  • At least 250,000 tonnes CO2 avoided per year by 2030.
  • Production of green shipping fuels by 2030

Policy Spotlight

While there are no laws or policies regulating the production, storage, and distribution of green hydrogen in Kenya at present, the existing general legal framework supports the adoption and utilisation of clean energy in the country. A few examples: 

  • Under the Value Added Tax in 2013, the importation of windmills is not subject to import duty or value-added tax (VAT) while hydraulic turbines and water wheels do not attract any import duty but 16% VAT. 

  • The Finance Act 2021 reinstated VAT exemptions on renewable energy equipment, such as solar and wind generation equipment, by scrapping the imposition of 14% VAT on the equipment which had been introduced by the Finance Act, 2020.  

Project Spotlight

  • Fortescue: In March 2023, an agreement was signed between Energy, and National Treasury Cabinet Secretaries Davis Chirchir and Njuguna Ndung’u, and FFI Executive Chairman Andrew Forrest, to develop  a 300MW capacity green ammonia and fertiliser facility using the Olkaria Geothermal resources in Naivasha.

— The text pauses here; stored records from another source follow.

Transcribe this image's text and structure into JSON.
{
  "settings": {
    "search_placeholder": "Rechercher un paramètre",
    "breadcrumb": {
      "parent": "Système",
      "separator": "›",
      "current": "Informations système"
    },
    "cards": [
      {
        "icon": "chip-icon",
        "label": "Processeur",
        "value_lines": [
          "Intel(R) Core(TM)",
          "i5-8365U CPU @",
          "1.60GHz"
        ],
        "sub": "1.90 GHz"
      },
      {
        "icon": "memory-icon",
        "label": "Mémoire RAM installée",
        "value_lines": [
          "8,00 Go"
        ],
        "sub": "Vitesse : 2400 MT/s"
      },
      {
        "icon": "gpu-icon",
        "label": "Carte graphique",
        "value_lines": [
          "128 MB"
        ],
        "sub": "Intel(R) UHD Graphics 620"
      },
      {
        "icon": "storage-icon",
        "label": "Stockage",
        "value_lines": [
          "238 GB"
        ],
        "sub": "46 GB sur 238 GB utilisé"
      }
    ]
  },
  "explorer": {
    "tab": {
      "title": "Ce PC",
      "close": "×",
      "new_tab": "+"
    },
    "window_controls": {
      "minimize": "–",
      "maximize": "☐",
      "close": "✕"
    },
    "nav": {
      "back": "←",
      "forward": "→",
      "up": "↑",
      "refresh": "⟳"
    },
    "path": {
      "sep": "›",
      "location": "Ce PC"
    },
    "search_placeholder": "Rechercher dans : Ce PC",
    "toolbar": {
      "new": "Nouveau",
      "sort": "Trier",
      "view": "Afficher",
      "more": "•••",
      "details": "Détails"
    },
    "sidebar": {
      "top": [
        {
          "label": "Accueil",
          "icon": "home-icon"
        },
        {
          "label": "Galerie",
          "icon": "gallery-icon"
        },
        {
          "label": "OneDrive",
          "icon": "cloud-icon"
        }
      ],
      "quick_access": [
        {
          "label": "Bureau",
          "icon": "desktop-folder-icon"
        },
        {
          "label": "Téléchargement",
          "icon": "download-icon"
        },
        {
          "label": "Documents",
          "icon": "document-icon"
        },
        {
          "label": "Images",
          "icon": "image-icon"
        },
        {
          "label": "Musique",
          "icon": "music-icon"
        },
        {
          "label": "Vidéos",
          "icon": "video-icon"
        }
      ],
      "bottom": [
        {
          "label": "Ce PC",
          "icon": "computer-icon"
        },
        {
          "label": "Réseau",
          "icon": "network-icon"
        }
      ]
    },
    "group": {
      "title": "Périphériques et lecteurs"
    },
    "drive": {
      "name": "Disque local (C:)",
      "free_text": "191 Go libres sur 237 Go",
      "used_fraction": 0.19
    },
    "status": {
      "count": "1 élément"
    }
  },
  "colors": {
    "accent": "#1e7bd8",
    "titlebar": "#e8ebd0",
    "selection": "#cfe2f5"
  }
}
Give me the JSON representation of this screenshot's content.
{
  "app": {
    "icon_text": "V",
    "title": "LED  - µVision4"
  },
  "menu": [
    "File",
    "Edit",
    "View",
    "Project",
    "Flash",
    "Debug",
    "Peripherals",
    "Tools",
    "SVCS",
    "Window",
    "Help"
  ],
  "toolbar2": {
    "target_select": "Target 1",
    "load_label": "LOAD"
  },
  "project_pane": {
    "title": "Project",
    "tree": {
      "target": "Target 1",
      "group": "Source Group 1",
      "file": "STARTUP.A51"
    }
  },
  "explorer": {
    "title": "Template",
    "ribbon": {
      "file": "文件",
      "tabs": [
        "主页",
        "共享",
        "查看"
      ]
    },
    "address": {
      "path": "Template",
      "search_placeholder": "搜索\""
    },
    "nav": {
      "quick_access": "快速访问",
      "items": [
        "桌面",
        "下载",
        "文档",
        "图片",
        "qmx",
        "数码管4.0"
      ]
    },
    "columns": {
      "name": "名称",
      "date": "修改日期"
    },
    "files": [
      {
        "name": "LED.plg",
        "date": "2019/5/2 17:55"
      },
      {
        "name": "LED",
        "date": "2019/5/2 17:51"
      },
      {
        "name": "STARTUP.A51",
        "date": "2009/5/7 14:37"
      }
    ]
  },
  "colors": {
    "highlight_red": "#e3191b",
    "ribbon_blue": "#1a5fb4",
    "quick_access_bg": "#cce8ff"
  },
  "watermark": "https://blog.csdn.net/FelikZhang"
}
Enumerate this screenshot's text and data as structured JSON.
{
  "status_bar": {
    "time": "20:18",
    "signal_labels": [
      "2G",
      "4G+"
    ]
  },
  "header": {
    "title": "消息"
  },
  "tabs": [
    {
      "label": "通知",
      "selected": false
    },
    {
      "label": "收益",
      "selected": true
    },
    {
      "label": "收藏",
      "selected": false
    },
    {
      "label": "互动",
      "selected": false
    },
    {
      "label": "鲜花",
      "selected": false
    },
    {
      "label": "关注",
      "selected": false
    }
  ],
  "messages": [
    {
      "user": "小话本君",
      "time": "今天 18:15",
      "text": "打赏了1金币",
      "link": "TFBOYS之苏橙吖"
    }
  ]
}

  • KenGen Green Hydrogen, Ammonia to Green Fertilizer: A 5MW Demonstration Plant, commissioning in 2025 (Phase 1) with an investment of $5 Million required. In addition, a 100 MW Electrolyser capacity plant commissioning in 2028 (Phase 2) with a total investment of 120 million.

  • Renewstable® Kenya – HDF Energy: In September 2023, a Green Baseload Hydrogen power plant was announced. The plant will deploy  a 180 megawatt photovoltaic solar farm combined with a 500 MWh hydrogen battery storage unit. Total investment required for the project is $500 million.

  • A baseline Power-X study indicates by the Ministry of Energy of Kenya in partnership with the German Development Cooperation on the potential for green hydrogen in Kenya highlights that Kenya has potential to produce fertilizers and derivatives in the short to medium terms with pilot projects starting 2025. The Coast region, Rift Valley and wider Nairobi provide suitable location for successful green hydrogen production and markets. 


  • The European Union is offering approximately $13 million in grants to encourage both public and private investments in Kenya's green hydrogen sector.
  • Furthermore, Global Gateway has set its sights on investing $3.6 billion in diverse climate and environmental initiatives in Kenya, spanning from renewable energy to climate resilience initiatives.
  • Germany has also pledged its support for the green hydrogen project with a $64 million loan and intends to establish a Hydrogen Diplomacy Office in Nairobi to enhance dialogue and cooperation.

Government green hydrogen lead 


Kenya's green hydrogen strategy has been developed through a collaborative effort involving the Green Hydrogen Working Group, which includes representatives from the government, development partners, the private sector, and academia.

Furthermore, the process received extensive support from a diverse range of stakeholders, including the Green Hydrogen Working Group (co-chaired by MoEP and EU), government ministries, public sector institutions, academia, development finance institutions (DFIs), the private sector, and the Green Hydrogen Organisation (GH2).